Showing the added value of EU humanitarian aid is a related challenge and responsibility for us.

The expectations of us, from the beneficiaries themselves, from you our partners, and from tax payers and member states to deliver aid in a professional manner are indeed as high as ever. For the Member states and European Parliament, we have to continue to provide value for money in a context where aid budgets are under pressure.

Getting the work done properly on the ground is the core of our mandate. But the EU is more than just a 28 th European donor with a large cheque book. We have to be a lead partner in policy-making and coordination. The contribution that you make to this is of great importance to us.

The Commission through DG ECHO has come a long way to show member states, the UN and others that it is a strong, effective and valued partner in humanitarian operations and policy.

We have done this together within the framework of principles and guidelines enshrined in the European Consensus on Humanitarian Aid.

Important as it is, the Consensus is more than just a common policy commitment vis-à-vis the European Parliament and our Member states through the Council. It is the basis for our daily work. We are delivering on the implementation of this Consensus, especially with respect to EU humanitarian aid effectiveness. The work undertaken in the framework of the COHAFA (the Council Working Group for Humanitarian Aid and Food Aid) has been instrumental in developing a common understanding among EU Member States of major humanitarian issues and of the necessity of further co-ordinating EU humanitarian action.

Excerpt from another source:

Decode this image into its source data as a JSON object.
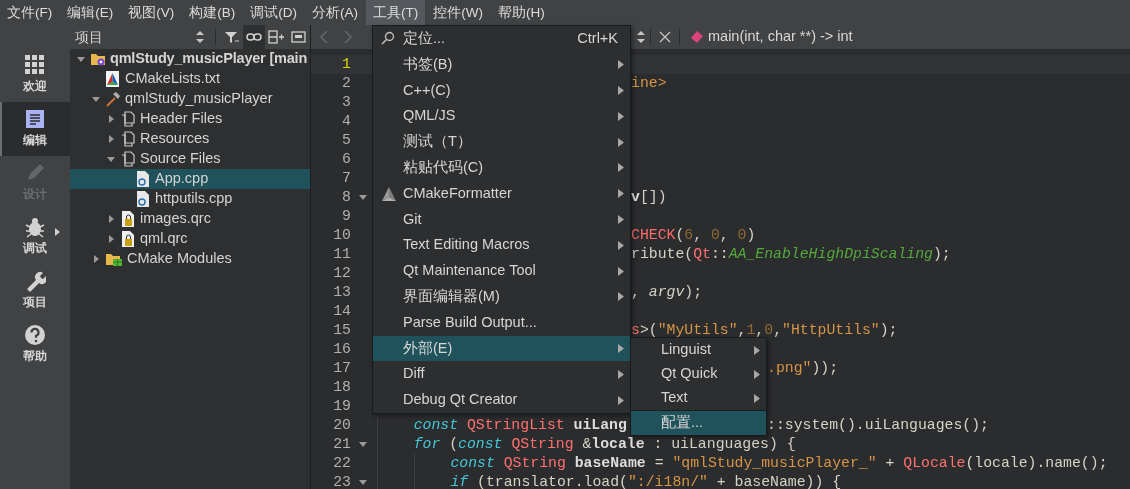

This will allow the EU, as a whole, to wield greater influence vis-à-vis our international partners.

The Commission, through DG ECHO, has been at the forefront of efforts to improve the functioning of the humanitarian system, in particular in the framework of the United Nations. My main message here is that it is essential to remain engaged and supportive of the reform efforts. The European Commission shares the objectives of making humanitarian response more timely, effective and predictable. And I hope this is something that is shared by the NGOs even though I am fully aware of some of the criticisms you voice on these issues.

While this may be work in progress, its chances of success can only be enhanced by constructive and practical engagement.

We have a great deal to contribute not just in terms of technical support, for example by pushing for better needs assessment but also by injecting ideas in order to improve the overall governance of the humanitarian system. Humanitarian agencies and donors should definitely enlarge their coordination to policy-making and not restrict it only to operational or - as it were - financial issues. Reaching out to emerging donors, especially from the Muslim world, will be also part of the work. Contributing to the international governance of the humanitarian system will definitely be one of the key tasks of my successor.

Last but not least, let me turn to the growing role of the EU in civil protection within Europe itself, which represents another challenge in terms of coordination.

Here I believe that we have taken a major step forward with the decision by the President of the Commission to bring the civil protection mechanism into DG ECHO.

It will be up to my successor, in conjunction with the Director General, Mr. Zangl to ensure a seamless transition and to maximise the added value of this new structure.

Ladies and Gentlemen,

Being a lead humanitarian donor in the world means we have great responsibilities to ensure the overall system works. I outlined earlier, the different challenges we face represent a tall order for us.

But we have no other choice if we want to be true to the spirit and values which led to the creation of modern humanitarianism through the Red Cross movement.

In this year 2009 we celebrate the 150 th anniversary of the battle of Solferino and the 90 th anniversary of the establishment of the Red Cross. These events remind us of what humanitarian action stands for. Being professionals with a cause is both a requirement and the beauty of the work you do.

I thank you for your attention.